5 thoughts on “Aloneness

  1. Sigh. I’m sorry. Sometimes (oftentimes) I simply don’t get it – how can they not fucking see how stupid it is what they are doing? Not appreciate this massive gift of a second chance after such mess they created? Not respect your feelings and vulnerable state? I’m sorry. I, too, know this pain. But this painful grieving phase, you’ll get through, too, and maybe this is just a big freaking neon signpost to you to remind you: your healing is not on him, it’s on you. The way you were alone all those years? It won’t change in a single heartbeat, sadly. The upside, though, is that you’ll learn just how freaking strong you are. Alone. You alone.

    Liked by 2 people

    • Thank you for understanding. Yes, it is astounding but the addict brain is a powerful thing, unfortunately.

      I on the other hand know, my healing is mine. It sucks that he created it for sure. Here’s the thing, I always knew I was strong, know I am. I just thought I was doing what he was; each our part for our family. His was not so much about US as it was about HIM.

      Liked by 2 people

  2. I read this post and while it isn’t exactly us it is a good reminder that everything is important to rebuilding trust, putting you first and ensuring you feel loved, cared for, and protected. He was out with a trusted friend of the marriage friend. He came home late, was not putting his wife first by staying in touch, proactively checking in, etc. I am working to be sure I am putting you and first and thinking about what my actions say to you. This article was a good reminder of the importance is this. I love you.

    Sent from my iPhone



Leave a Reply to Matthew Herb Cancel reply

Fill in your details below or click an icon to log in: Logo

You are commenting using your account. Log Out /  Change )

Google photo

You are commenting using your Google account. Log Out /  Change )

Twitter picture

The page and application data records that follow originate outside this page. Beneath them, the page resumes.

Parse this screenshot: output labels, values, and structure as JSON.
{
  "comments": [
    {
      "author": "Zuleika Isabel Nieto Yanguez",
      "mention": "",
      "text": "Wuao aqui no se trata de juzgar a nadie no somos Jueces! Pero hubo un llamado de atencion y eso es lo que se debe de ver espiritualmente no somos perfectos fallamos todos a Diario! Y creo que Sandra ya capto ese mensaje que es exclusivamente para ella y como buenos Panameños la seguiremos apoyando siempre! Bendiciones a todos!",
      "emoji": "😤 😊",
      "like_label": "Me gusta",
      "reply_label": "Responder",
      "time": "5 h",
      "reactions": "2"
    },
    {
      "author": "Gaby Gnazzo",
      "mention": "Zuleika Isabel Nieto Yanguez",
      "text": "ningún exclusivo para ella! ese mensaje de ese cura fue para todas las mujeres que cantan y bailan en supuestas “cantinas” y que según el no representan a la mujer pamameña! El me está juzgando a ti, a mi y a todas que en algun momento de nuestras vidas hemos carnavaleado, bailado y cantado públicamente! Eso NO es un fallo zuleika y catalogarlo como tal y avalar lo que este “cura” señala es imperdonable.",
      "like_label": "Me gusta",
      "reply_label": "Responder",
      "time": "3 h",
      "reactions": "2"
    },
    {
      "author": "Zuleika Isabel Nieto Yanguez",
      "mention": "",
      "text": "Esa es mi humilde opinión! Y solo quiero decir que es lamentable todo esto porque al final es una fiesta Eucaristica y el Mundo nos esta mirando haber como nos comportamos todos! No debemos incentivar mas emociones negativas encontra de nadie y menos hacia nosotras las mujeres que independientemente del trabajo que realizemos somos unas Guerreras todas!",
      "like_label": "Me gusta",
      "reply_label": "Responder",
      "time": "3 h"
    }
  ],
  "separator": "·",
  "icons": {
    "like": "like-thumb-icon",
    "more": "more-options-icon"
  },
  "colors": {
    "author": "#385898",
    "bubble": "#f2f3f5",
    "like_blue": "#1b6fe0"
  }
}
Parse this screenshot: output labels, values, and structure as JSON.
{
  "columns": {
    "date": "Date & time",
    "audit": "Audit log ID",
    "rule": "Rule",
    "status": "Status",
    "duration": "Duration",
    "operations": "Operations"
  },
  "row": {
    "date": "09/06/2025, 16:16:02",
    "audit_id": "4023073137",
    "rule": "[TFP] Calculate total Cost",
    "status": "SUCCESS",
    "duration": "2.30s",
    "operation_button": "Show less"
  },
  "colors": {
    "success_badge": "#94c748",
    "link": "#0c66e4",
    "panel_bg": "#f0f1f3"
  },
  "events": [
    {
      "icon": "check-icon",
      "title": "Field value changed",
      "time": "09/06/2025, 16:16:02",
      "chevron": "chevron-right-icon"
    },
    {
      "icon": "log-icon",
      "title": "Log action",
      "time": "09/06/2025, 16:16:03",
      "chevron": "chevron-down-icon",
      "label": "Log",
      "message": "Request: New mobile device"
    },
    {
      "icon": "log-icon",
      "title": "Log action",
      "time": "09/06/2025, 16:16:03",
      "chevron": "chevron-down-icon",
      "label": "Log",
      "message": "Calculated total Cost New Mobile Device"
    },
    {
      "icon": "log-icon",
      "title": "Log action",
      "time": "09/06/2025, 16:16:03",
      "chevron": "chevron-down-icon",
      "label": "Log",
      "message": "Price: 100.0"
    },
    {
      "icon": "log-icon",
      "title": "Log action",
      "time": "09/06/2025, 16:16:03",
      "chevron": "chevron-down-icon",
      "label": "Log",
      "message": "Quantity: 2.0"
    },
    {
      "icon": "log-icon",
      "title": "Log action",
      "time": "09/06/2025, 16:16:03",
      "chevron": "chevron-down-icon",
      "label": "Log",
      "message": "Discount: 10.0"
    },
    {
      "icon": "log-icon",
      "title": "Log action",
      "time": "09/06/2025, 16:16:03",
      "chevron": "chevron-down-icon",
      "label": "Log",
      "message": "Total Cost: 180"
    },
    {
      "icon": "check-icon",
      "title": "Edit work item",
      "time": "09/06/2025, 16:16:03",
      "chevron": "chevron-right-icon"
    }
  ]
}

You are commenting using your Twitter account. Log Out /  Change )

Facebook photo

You are commenting using your Facebook account. Log Out /  Change )

Connecting to %s